‘The announcement by President Cyril Ramaphosa of a drastic lockdown in SA 21 days to combat Covid-19 for comes at the right time and is based on the successful experience of other countries in this regard.” This is according to Professor Raymond Parsons, economist at NWU Business School.
“It is an timeous, data-driven and proportionate response by government and this step must be seen in tandem with a range of key economic measures designed to soften the impact on SMMES and other vulnerable groups in SA’s society. It is therefore essential that these economic safety nets for groups at market risk be rolled out as soon as possible before their situations deteriorate beyond repair.”
Professor Parsons adds that it is imperative for all stakeholders to cooperate with the new regulations to maximize their success.
“No government other than the most repressive will believe it can keep the country on lockdown for months – and then the economic effects, despite the exemptions, become devastating.
“The bulk of the impact of Covida-19 on the economy will in any case be felt in 2Q 2020 and beyond, and South Africa is now likely to go see a significantly a negative growth rate for the year as a whole. So both macro and micro assistance measures are needed to support the SA economy
“It therefore suggests that Moody’s should now consider postponing any decision it may be contemplating to downgrade SA’s investments rating on March 27.”

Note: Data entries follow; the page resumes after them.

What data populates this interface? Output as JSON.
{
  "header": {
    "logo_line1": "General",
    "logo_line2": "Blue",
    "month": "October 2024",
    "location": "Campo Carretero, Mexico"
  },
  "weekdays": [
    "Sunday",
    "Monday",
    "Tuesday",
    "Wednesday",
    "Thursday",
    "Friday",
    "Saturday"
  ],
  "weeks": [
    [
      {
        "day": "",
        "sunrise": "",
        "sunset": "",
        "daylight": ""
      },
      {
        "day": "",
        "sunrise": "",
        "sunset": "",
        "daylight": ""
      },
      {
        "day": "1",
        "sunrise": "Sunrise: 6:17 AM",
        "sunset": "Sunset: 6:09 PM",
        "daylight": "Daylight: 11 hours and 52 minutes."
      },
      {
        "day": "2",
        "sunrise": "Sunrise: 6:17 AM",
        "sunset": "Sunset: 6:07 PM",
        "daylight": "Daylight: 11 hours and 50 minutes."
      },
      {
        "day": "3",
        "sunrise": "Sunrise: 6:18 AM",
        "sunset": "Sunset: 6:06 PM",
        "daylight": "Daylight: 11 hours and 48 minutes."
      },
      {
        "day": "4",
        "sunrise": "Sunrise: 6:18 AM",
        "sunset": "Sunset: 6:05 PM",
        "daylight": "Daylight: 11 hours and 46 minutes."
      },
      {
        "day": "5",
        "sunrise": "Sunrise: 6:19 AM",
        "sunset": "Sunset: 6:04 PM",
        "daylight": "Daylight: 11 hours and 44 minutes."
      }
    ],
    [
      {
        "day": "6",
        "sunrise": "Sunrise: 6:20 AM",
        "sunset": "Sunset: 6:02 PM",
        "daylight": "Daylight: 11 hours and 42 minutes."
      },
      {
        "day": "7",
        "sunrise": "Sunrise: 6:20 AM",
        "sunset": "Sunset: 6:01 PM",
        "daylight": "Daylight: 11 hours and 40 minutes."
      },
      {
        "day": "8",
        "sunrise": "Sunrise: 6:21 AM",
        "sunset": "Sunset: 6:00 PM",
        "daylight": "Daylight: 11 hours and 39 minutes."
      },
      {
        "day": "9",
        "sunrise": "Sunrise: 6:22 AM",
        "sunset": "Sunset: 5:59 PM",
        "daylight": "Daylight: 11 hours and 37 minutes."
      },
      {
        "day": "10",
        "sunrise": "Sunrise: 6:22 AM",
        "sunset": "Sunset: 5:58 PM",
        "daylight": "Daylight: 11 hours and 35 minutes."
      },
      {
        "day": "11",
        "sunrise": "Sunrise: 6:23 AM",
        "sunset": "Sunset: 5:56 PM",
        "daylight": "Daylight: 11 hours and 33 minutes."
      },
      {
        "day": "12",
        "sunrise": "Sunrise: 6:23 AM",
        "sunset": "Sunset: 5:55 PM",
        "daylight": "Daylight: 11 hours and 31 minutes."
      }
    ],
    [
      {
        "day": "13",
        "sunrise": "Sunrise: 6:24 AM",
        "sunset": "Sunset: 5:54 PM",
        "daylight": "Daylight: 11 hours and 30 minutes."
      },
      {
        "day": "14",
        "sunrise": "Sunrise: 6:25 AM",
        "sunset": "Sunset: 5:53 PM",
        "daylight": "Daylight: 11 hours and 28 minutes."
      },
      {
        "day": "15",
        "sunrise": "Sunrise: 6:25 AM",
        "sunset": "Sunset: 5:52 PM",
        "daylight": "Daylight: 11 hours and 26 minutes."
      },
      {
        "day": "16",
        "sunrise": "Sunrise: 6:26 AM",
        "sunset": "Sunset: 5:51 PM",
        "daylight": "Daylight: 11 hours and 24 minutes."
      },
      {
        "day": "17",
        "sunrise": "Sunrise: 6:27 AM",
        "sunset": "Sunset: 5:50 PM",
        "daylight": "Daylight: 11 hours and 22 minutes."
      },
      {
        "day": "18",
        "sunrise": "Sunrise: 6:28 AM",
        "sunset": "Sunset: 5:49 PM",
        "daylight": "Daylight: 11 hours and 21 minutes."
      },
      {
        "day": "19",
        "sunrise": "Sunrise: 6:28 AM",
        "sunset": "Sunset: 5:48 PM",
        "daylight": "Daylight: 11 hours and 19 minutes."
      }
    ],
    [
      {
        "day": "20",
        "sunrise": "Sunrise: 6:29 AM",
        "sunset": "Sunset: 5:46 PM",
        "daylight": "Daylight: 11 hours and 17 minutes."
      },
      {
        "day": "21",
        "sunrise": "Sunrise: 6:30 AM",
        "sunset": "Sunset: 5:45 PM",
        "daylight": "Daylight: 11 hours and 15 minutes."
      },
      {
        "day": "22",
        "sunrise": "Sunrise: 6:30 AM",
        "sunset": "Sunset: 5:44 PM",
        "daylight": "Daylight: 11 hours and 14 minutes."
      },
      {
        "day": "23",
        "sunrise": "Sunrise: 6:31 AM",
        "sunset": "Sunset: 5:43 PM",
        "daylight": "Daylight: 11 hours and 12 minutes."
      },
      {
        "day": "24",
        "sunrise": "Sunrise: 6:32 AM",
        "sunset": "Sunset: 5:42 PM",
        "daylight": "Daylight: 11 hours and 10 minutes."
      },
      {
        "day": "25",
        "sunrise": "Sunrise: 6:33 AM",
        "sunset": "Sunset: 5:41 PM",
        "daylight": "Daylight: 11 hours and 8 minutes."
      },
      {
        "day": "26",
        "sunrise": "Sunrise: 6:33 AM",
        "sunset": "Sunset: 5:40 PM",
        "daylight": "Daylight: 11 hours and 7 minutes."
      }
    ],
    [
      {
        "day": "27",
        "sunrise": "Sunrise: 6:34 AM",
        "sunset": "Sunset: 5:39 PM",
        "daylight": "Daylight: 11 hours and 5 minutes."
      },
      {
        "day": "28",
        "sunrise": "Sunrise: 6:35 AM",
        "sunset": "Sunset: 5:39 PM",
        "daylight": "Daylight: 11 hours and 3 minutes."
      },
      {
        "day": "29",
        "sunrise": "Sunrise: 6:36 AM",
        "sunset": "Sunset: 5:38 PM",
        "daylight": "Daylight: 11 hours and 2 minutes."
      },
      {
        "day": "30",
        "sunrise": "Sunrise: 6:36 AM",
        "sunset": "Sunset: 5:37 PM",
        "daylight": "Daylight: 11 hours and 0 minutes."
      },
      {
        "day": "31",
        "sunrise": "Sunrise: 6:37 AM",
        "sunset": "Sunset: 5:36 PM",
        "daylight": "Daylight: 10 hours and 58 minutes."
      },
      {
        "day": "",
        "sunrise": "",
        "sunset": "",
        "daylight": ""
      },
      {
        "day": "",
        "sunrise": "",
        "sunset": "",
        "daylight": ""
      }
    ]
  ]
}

Professor Parsons says there has been growing evidence that – given that Moody’s recently reduced its outlook for SA from stable to negative, its scepticism about the impact of the latest Budget, and cutting its SA 2020 growth forecast to 0.4% – the omens have not been good on what Moody’s might decide.
“The fact that the expected Moody’s decision may already be thought have been priced in to some extent in by the markets does not mean that SA would not benefit from a Moody’s breathing space. Why?
“It will be recalled that, in the event of Moody’s joining Standard & Poor and Fitch rating agencies in also downgrading SA to sub-level investment, it would trigger putting the economy into universal junk status, with various unwelcome economic consequences SA should rather avert. First prize would still be for SA to retain a general positive investment rating to facilitate access to certain future foreign loans and to enjoy lower borrowing costs. A negative decision by Moody’s would therefore come at a time when the SA economy is grappling with serious external and internal headwinds and does not need additional bad news if these are not absolutely necessary right now.”
Professor Parsons adds that the reasons for Moody’s to consider pressing the ‘pause’ button at this particular stage on any possible decision to cut SA’s investment rating now flow entirely from the recent dramatic impact of Covid-19 globally and on the SA economy:
“In the light of the above, Moody’s may well have already decided that, while leaving South Africa’s outlook on ‘negative’, it will postpone its decision on the investment rating on SA until the exogenous Covid-19 impact is clearer. The Sword of Damocles will still be there.
“But if Moody’s was to decide to nonetheless downgrade SA on March 27 it is hard to see how such a message will at this juncture help the country to meet the criteria for turning the SA economy around set by Moody’s itself. Their decision in current highly abnormal circumstances cannot be based on technicalities but on good judgement.”